by Angela Schilling, Meteorologist
May 06, 2012 8:21 PM
It’s been a year of flip flopping, feeling like spring towards the end of winter and now feeling like summer time during the end of April beginning of May. Along with summertime weather in the Great Plains comes the potential for severe storms. On Saturday conditions were right for severe weather to occur, lots of moisture and lots of turning in the atmosphere. Even though we didn’t see any tornadoes, severe storms brought heavy rain, large hail, and gusty winds to the area.
It is unusual for us to see severe weather in the morning, but it is not unheard of. Typically we’ll have a cold front swing through which will flush out all of the moisture and fuel for the storms overnight, but this past week we were in a very stalled and soupy environment, allowing storms to continue to fire up both in the evening and morning hours. By Saturday morning large hail was the main story, with reports up to golf ball and baseball size hail in Mitchell, which is definitely large enough to do some damage to one’s car. By midday Saturday, Flash Flood Watches were in effect, with flooding already an issue in Lake County…but that would only be the precursor for later that afternoon. Round two of severe weather came in the evening and hung around through about 5 am Sunday morning. Once again the main threats were large hail, heavy rain, and damaging winds. Even though we didn’t get any tornadoes, gusty winds in association with several gust fronts caused damage in several locations, uprooting trees and even blowing off a roof in Flandreau. Multiple Flash Flood Warnings were in effect by Saturday night, hitting many of the same locations from earlier Saturday morning. As a matter of fact Mitchell broke it’s old maximum daily record for precipitation on Saturday. The old record was 2.06 inches set back in 2007, the new record is 3.03 inches. Madison saw heavy rains as well, with flash flooding causing problems for residents. Now that Flash Flood Watches are over with, now we’re dealing with actual Flood Warnings, with some of our rivers and streams approaching flood stage.

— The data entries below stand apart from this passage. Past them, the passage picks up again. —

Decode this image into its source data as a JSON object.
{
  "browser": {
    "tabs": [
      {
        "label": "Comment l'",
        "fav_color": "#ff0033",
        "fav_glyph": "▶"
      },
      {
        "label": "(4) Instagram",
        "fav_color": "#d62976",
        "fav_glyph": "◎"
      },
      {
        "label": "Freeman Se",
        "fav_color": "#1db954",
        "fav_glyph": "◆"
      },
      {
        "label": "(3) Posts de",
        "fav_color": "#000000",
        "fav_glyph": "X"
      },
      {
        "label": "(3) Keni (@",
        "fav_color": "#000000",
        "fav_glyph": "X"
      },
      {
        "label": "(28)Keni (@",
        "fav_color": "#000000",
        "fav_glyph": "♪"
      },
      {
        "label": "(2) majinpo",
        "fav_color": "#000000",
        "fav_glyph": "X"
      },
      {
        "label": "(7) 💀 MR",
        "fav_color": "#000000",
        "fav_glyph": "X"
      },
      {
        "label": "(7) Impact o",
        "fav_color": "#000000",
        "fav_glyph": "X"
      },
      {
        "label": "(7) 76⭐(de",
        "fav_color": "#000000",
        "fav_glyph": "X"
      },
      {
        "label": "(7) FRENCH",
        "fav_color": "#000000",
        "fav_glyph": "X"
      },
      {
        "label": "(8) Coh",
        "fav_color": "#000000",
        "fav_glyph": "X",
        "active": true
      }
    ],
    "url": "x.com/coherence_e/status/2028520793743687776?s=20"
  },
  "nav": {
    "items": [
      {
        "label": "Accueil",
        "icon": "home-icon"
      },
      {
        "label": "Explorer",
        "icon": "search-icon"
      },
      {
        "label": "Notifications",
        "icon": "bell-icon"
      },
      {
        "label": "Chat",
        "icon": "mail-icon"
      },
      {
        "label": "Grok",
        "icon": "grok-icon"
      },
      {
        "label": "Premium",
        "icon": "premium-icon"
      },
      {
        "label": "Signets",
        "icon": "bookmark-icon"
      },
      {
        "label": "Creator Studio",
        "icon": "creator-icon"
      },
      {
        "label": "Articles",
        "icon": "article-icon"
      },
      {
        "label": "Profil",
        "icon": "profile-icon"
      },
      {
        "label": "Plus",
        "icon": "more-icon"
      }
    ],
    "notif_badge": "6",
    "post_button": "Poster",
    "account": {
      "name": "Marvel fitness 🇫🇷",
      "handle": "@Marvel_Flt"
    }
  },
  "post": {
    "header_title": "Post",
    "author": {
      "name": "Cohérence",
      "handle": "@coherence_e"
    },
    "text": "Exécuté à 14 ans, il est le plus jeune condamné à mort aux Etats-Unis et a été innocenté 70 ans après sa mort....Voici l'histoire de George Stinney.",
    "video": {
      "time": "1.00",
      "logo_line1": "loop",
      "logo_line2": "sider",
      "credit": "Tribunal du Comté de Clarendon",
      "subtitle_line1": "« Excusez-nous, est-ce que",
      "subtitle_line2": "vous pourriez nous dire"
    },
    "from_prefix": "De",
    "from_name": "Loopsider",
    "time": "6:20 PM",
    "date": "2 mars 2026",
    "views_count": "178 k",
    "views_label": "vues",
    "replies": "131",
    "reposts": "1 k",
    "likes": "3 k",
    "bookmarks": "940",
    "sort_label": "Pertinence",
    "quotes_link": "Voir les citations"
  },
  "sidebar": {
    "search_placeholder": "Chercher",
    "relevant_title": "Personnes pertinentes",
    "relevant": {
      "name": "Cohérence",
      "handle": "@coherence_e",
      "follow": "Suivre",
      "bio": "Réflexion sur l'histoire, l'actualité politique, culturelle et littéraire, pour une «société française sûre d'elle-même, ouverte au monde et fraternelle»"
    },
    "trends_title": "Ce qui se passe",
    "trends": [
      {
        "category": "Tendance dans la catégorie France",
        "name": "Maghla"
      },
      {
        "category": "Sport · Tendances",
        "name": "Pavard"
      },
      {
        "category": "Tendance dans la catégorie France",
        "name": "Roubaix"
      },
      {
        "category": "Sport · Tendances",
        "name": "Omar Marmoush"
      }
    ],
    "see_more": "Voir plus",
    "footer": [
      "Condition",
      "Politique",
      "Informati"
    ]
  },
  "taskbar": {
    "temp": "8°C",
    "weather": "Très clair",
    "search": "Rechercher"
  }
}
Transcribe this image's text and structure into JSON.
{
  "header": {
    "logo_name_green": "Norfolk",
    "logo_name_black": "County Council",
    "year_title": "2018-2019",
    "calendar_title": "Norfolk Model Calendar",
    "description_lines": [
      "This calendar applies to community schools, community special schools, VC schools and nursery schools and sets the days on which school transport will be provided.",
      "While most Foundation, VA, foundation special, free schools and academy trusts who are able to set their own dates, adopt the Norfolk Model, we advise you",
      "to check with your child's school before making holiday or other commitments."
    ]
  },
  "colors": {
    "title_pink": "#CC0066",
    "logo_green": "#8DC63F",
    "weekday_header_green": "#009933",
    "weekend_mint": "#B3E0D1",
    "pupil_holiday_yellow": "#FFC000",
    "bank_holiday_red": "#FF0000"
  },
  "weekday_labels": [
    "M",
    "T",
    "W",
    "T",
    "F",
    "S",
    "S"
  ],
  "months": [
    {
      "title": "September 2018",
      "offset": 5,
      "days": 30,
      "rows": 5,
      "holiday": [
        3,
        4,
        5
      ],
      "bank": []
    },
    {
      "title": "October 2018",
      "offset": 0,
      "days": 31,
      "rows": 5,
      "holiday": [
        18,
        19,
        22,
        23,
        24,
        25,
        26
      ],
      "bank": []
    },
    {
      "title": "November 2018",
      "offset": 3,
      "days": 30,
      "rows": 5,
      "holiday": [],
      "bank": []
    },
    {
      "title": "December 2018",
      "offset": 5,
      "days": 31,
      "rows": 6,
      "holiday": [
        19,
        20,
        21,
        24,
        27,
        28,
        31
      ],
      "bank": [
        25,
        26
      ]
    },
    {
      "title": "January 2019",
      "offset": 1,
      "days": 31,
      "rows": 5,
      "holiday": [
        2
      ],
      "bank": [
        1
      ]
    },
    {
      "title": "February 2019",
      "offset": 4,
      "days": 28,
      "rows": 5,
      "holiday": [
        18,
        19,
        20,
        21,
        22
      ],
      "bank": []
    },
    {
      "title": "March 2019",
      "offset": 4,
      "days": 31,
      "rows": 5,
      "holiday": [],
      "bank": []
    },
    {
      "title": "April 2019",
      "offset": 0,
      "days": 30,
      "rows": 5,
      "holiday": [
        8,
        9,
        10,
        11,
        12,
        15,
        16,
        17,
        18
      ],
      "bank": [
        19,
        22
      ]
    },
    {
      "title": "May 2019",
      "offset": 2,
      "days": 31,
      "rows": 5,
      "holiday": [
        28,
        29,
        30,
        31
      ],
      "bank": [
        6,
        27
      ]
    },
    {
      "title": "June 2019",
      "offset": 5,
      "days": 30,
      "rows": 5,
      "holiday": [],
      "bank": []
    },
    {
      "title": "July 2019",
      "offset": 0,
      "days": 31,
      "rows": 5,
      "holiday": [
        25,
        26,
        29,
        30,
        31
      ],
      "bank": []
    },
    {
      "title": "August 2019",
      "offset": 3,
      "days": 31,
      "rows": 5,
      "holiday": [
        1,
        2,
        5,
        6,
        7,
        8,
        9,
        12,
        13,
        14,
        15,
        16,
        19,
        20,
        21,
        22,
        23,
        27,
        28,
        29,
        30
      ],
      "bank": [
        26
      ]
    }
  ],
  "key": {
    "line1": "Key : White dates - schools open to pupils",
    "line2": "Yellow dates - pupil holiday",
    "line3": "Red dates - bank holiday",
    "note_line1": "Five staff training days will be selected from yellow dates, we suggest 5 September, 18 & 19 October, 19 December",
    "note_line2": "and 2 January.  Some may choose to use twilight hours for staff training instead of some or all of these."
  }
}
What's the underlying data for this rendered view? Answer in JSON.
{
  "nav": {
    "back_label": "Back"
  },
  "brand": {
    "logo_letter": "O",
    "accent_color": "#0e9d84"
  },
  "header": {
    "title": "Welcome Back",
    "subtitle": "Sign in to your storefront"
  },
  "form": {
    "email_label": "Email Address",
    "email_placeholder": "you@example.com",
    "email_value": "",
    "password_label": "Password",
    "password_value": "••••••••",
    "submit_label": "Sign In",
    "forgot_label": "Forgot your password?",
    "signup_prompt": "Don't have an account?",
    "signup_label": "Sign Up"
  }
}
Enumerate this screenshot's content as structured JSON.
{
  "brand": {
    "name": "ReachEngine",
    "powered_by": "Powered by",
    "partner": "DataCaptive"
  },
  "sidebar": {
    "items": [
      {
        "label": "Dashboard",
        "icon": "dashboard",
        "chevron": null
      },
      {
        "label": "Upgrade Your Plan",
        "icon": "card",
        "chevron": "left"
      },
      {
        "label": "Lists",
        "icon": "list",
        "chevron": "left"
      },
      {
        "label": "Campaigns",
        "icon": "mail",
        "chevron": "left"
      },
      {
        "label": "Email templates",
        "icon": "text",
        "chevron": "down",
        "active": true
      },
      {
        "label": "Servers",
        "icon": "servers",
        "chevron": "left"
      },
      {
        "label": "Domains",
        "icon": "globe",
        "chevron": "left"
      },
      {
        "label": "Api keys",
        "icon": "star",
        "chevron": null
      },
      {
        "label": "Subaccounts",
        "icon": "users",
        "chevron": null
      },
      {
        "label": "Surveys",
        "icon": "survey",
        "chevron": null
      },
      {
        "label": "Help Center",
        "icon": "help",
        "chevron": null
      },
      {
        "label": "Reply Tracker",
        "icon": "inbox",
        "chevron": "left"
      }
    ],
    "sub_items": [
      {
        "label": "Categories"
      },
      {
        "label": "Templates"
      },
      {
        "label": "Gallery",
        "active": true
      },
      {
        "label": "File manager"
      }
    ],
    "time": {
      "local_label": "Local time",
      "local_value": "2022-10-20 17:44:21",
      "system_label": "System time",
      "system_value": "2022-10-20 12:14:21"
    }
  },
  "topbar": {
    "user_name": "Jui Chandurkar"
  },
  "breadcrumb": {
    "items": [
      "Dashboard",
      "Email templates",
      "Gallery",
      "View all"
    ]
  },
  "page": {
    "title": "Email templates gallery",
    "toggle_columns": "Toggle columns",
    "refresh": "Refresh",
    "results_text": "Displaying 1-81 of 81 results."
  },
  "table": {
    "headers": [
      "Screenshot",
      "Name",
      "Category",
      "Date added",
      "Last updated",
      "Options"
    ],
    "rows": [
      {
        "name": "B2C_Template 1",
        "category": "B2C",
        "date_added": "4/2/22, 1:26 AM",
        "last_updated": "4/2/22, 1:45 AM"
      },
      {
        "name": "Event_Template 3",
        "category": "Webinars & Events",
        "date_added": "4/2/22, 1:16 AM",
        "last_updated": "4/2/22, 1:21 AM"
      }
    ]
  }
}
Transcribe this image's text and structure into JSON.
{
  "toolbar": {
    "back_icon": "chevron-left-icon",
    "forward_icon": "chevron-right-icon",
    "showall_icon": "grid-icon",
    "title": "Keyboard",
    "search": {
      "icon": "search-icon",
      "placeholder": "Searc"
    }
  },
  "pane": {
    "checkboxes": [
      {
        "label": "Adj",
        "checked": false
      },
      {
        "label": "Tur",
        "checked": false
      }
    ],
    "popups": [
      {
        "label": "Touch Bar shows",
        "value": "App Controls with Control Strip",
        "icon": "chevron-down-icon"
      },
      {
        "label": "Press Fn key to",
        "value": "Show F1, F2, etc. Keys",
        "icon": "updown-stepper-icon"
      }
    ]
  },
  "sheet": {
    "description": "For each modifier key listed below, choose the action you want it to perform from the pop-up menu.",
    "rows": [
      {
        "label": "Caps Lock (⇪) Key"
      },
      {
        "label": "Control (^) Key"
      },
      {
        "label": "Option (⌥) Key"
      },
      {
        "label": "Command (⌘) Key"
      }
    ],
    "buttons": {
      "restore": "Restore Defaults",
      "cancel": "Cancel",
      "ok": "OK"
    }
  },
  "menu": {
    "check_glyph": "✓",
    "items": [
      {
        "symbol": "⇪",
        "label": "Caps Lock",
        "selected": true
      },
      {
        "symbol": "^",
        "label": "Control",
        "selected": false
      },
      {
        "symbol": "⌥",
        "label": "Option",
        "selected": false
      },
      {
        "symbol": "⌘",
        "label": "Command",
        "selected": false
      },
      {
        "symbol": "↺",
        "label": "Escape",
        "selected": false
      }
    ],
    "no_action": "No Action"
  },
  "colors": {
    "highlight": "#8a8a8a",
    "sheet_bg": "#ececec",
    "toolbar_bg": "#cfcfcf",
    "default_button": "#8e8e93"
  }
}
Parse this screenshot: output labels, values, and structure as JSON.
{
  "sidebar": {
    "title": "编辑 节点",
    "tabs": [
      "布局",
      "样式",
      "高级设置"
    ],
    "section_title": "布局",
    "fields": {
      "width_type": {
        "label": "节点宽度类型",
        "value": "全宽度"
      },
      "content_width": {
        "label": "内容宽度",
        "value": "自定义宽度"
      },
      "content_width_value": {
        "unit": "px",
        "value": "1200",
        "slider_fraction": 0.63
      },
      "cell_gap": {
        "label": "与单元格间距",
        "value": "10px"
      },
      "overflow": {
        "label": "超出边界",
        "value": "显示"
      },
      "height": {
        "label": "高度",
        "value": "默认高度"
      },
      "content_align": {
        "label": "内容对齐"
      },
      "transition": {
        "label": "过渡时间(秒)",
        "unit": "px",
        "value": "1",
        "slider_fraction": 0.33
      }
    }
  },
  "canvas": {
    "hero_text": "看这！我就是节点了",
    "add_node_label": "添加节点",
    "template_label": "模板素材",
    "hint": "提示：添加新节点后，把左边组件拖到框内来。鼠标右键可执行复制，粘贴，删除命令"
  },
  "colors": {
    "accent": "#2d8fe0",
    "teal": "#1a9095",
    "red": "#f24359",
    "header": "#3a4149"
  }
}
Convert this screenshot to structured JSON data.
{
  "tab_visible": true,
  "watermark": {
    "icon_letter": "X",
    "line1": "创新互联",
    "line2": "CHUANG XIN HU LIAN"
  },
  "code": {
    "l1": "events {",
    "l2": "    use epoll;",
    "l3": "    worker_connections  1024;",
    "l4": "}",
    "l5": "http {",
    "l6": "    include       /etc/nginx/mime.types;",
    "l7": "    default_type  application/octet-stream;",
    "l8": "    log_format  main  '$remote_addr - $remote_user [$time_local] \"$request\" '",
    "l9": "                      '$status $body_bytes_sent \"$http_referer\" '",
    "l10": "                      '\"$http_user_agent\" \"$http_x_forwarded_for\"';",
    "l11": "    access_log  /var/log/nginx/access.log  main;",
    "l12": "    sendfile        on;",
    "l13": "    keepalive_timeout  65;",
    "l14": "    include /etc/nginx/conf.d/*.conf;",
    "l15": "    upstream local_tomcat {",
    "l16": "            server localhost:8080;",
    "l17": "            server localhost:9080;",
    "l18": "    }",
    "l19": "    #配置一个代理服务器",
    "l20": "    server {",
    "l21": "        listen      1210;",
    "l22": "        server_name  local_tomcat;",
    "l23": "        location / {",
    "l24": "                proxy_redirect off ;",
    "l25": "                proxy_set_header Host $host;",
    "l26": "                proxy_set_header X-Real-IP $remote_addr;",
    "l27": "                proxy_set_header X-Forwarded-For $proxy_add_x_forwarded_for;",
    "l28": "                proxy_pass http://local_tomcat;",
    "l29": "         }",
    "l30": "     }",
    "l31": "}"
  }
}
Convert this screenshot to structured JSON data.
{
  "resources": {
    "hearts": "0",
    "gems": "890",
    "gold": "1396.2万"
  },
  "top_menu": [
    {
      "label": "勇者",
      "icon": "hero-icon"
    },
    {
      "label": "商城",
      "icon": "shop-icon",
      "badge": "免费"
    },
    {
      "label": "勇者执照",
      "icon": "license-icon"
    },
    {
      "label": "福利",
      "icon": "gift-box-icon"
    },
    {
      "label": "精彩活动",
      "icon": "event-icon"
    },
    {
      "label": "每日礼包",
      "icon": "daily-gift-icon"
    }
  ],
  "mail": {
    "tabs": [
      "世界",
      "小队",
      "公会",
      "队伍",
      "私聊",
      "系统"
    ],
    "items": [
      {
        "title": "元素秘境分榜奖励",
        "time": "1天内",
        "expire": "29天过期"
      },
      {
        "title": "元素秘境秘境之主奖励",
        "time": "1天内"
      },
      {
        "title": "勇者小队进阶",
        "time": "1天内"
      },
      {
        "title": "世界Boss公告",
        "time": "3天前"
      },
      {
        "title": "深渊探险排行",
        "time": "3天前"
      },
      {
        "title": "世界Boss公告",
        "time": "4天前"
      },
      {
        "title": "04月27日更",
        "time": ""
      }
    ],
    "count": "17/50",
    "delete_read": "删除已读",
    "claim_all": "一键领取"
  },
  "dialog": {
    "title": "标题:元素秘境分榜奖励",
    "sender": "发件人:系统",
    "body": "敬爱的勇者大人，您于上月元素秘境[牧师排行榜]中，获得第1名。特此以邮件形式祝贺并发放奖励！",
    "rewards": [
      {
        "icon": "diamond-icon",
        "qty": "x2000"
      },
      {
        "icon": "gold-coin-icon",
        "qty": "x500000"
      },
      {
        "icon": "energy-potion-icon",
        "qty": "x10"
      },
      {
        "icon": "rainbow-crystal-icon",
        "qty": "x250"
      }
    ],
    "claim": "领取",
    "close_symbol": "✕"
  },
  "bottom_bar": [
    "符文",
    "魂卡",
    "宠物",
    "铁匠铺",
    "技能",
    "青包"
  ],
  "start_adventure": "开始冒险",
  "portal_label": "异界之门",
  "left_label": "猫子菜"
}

***Preliminary reports from Saturday morning through Saturday night. You can see what direction the storms followed with a line of hail reports in a west to east line from about Pierre to western Minnesota, and then up and down the I-29 corridor and into Ortonville. Saturday morning the storms moved due east, while by Saturday night the storms had a little bit of a northerly component to them.
green = hail blue = wind
***The bulk of the rain fell just to the north of I-90 and along and east of the
24 hour rain totals through Sunday morning....with severe storms rain totals can
vary significantly just within a small number of miles, for example while at the Brookings airport
we received .79 inches, an observer reported 2.47 inches.
This shows the different rivers throughout the area and their proximity to flood stage.
The ones in red represent moderate flooding, while the ones in orange represent minor
flooding...green means no flooding. The circles or dots are larger rivers, while the boxes
or squares are creeks or streams. The Big Sioux near Dell Rapids is at minor flood stage,
while a creek in Pipestone is showing moderate flooding, which is an improvement from early
Sunday morning. The James River near Mitchell (along I-90) is also showing signs of minor flooding.
Major Flooding from Sunday morning, now moderate
The good news is not much rain is in the forecast over the next several days, with plenty of dry air and a huge ridge of high pressure building into the region, this week will be quite mild...make sure to stay tuned to KDLT and KDLT.com for the very latest.